Requires the least amount of District time to oversee?

Takes the least amount of District expertise to manage?

Has the fewest change orders?

Involves the least risk for the District?

Provides the highest overall value for the District?

  • Design/Bid/Build – single prime
  • Design/Bid/Build – multiple prime or CMa
  • Construction Manager at Risk
  • Performance Contracting
  • It depends
which method1
Which Method . . .

Can be completed in the least amount of time?

Requires the least amount of District time to oversee?

Takes the least amount of District expertise to manage?

Has the fewest change orders?

Involves the least risk for the District?

Provides the highest overall value for the District?

  • Design/Bid/Build – single prime
  • Design/Bid/Build – multiple prime or CMa
  • Construction Manager at Risk
  • Performance Contracting
  • It depends
it depends
It Depends
  • Every method:
    • Has positives and negatives, has succeeded and failed
    • Is complex, just in a different way
    • Can be fast-tracked
    • Should never be used “as is”
    • Should be tailored to the specific client, project, and local/current market
  • Customization and management matter most, not the method
selecting project delivery
Selecting Project Delivery

Consider:

  • Most common, best understood
  • Experience and knowledge of: architect, engineers, contractors

Don’t consider:

  • Time – overall or District’s
  • Change orders
  • Risk

These are customization considerations

minimizing owner s time invested
Minimizing Owner’s Time Invested
  • Have the right level of expertise
  • Invest the time early
  • Avoid gaps

More time here

pick any two
Pick Any Two
  • The Project

Management

Triangle

  • Why not have all three?
  • Low quality often adds cost and time
  • Quality design can reduce overall cost
  • “Too” slow and “too” fast both cost more
  • Effective Owner management improves all three
improving all three q b s
Improving All Three – Q/B/S

“Avoidable failures are common and persistent . . . the volume and complexity of what we know has exceeded our individual ability to deliver its benefits correctly, safely, or reliably.”

“We need a new strategy . . . and there is such a strategy. It is a checklist.”

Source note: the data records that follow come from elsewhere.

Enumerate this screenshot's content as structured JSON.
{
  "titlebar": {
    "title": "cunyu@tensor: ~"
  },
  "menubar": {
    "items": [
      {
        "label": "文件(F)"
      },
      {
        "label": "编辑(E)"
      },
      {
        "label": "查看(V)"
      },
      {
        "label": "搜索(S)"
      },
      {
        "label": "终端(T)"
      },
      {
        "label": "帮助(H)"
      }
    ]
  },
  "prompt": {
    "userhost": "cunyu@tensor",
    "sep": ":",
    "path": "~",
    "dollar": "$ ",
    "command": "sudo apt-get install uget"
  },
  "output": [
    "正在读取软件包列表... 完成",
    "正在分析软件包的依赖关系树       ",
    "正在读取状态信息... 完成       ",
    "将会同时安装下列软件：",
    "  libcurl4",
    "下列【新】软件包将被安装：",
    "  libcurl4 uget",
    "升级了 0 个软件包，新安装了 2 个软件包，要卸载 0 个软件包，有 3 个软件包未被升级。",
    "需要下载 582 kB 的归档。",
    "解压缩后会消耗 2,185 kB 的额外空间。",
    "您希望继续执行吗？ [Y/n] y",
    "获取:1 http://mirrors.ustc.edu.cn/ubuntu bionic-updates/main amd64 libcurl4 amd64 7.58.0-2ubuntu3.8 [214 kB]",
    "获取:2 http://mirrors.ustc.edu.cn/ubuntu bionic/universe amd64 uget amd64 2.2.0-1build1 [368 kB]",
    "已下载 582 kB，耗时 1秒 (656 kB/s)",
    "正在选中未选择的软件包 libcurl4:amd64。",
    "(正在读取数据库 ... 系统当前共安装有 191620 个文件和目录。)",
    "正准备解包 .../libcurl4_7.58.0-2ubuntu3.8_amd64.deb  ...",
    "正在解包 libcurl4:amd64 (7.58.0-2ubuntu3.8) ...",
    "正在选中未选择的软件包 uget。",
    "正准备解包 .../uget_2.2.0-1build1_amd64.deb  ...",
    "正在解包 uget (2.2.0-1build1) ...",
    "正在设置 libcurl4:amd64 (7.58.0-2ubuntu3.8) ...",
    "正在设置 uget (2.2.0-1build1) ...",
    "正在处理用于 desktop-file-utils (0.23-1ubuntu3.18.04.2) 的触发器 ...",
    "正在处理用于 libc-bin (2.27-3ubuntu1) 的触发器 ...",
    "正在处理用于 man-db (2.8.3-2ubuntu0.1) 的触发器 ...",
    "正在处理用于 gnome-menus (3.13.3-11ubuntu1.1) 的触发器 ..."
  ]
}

getting things right
Getting Things Right
  • Ninety-second checklist
  • Complex world of surgery
  • Eight hospitals around the world
  • All kinds of operations
  • Reduced deaths and complications by one-third
  • No cost
example checklists
Example Checklists
  • Facility appraisals
  • Facility assessments
  • Plan/spec reviews
  • Inter-disciplinary reviews
  • Scorecards
etools examples
eTools Examples
  • Building Information Modeling (BIM)
  • eProject Management
  • eDeliverables
summarizing success
Summarizing Success
  • Understand the complexity
  • Identify expertise necessary for the District’s “Owner” role
  • Identify/predict the gaps
  • Bridge the gaps
  • Use checklists!
equal understanding is key
Equal Understanding is Key

“Armed with the most the most powerful weapon in anyone’s business arsenal – understanding – you will have a fighting chance to get the building you want, when you want it, for the price you originally agreed upon.”

Broken Buildings, Busted Budgets

by Barry LePatner